I never saw the entire Dealer’s Room or Art Show. Why? Because if a fan wanted to chat, I stopped and did so. After all, being there to talk with fans is part of my job, and I take it seriously – but my desire to engage with fans doesn’t mean I feel I must go without food or be late for previous commitments.
Back in 2011, I wrote a Tangent about some aspects of convention etiquette. It doesn’t seem like a bad idea to repeat a few of those points here, especially those related to talking with an author outside of scheduled events. If you’d like to read the full piece,which touches on a broader spectrum of the experience, you can find it here.
Otherwise, here’s the bit that pertains to today’s Wander with a few additions.
A lot of well-meaning fans often insert themselves into what are private conversations.
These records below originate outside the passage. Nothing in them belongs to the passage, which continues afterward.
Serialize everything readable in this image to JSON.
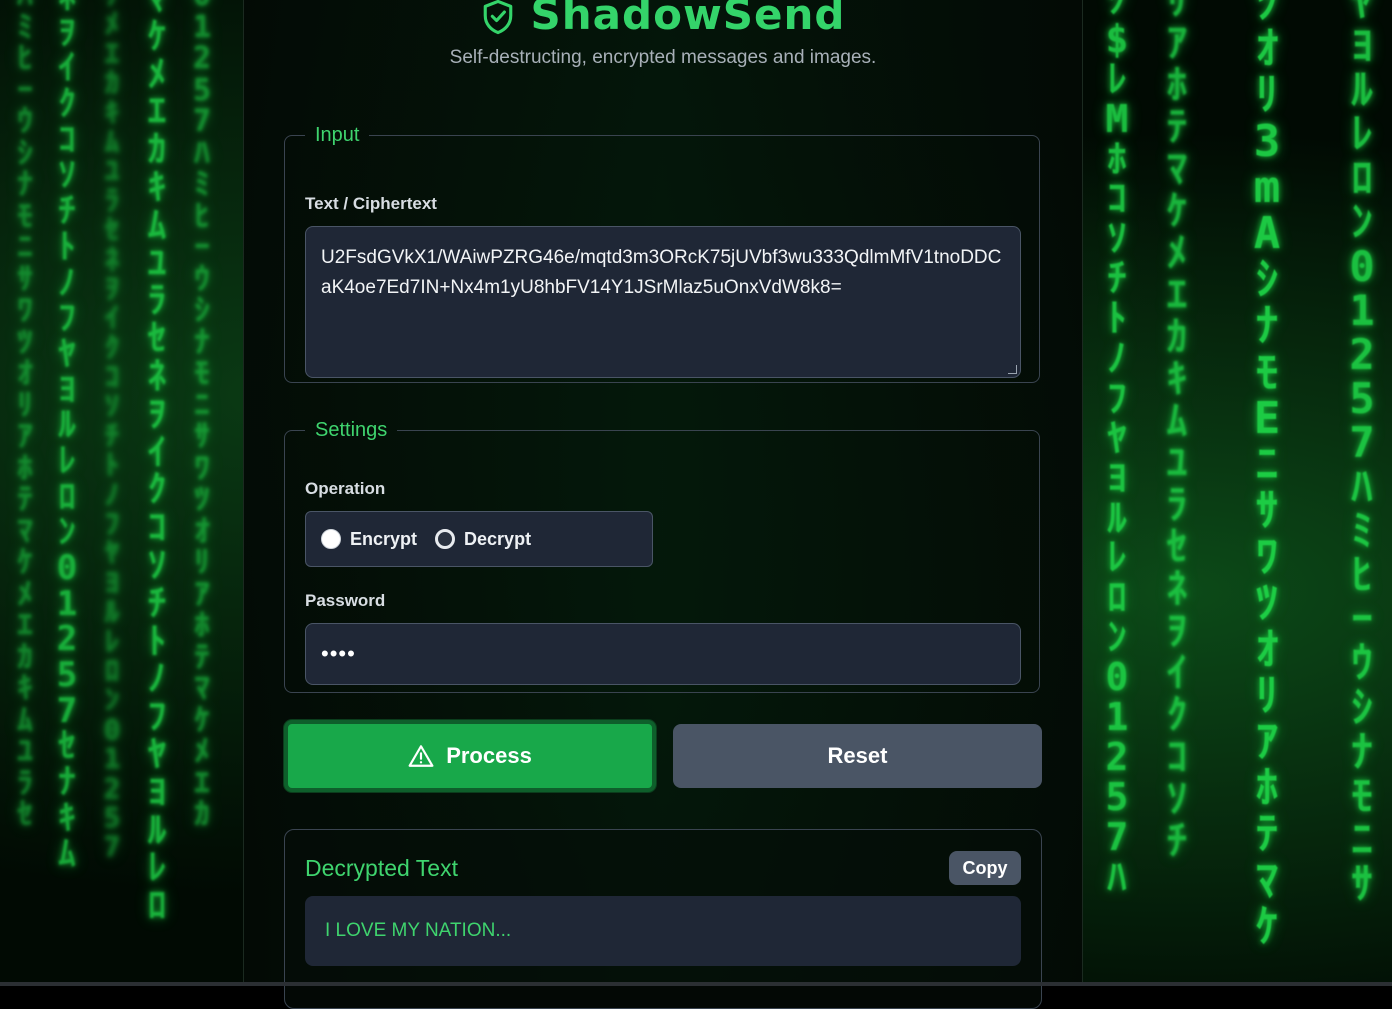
{
  "header": {
    "app_title": "ShadowSend",
    "subtitle": "Self-destructing, encrypted messages and images."
  },
  "input_section": {
    "legend": "Input",
    "field_label": "Text / Ciphertext",
    "ciphertext_value": "U2FsdGVkX1/WAiwPZRG46e/mqtd3m3ORcK75jUVbf3wu333QdlmMfV1tnoDDCaK4oe7Ed7IN+Nx4m1yU8hbFV14Y1JSrMlaz5uOnxVdW8k8="
  },
  "settings_section": {
    "legend": "Settings",
    "operation_label": "Operation",
    "operations": [
      {
        "label": "Encrypt",
        "selected": false
      },
      {
        "label": "Decrypt",
        "selected": true
      }
    ],
    "password_label": "Password",
    "password_value": "••••"
  },
  "actions": {
    "process_label": "Process",
    "reset_label": "Reset"
  },
  "result": {
    "title": "Decrypted Text",
    "copy_label": "Copy",
    "text": "I LOVE MY NATION..."
  },
  "colors": {
    "accent_green": "#34d46a",
    "process_button": "#18a84a",
    "secondary_button": "#4a5565",
    "field_background": "#1f2736"
  }
}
When this happens, the author is at a loss. On the one hand, it’s a compliment that someone likes your work enough to want to stop and chat. On the other, you were just talking to a friend. Maybe you were saying something that wasn’t meant for general consumption.
I hate being rude to a fan, but what to do when the fan is rude, especially when the rudeness persists over an entire weekend? I’ll admit that I have asked for a moment to finish what I’m about before turning my attention to the newcomer. If that makes me rude… Well, I don’t know what the solution is.
Fact is, it’s hard facing the expectations placed on an author at a convention. I walked down a corridor early one morning and overheard the following statement: “I was just in the elevator with Lois McMaster Bujold. She didn’t even look at me. She’s so rude! I’m never going to read one of her books.”
I wanted to shake the speaker. She judged a writer based on an elevator ride? An elevator ride where the writer did nothing worse than not look at her? Wow! It’s enough to make me afraid to walk over the threshold of my hotel room into public areas!
Okay. Not really. But I think you see what I mean.
So meet the author by all means. Chat. But remember to extend the courtesy you would to any other human being. Wait for an opening. If you want to chat, have something to say other than “I love your books,” because, reasonably, the only polite response the author can give you is “Thank you.” Questions are good, because they open up the chance for conversation.
And please understand, just because the schedule says that the author doesn’t have another event immediately after, this doesn’t mean the author is free. Moreover, accosting him or her on the speaker’s dais directly after a panel is just about the worst time to do so because the author is trying to clear out so the next event can start.
If you absolutely must talk with an author right after a panel, wait outside the room. Even then, remember, he or she may not be available right then. That’s why most conventions schedule signings, whether group or individual. If you can’t make the signing, then ask the author if there is a convenient time when he or she might sign your books.
I know a number of regular convention attendees read these Wanderings. Perhaps you might have a few tips to offer or interesting anecdotes to share about your own experiences.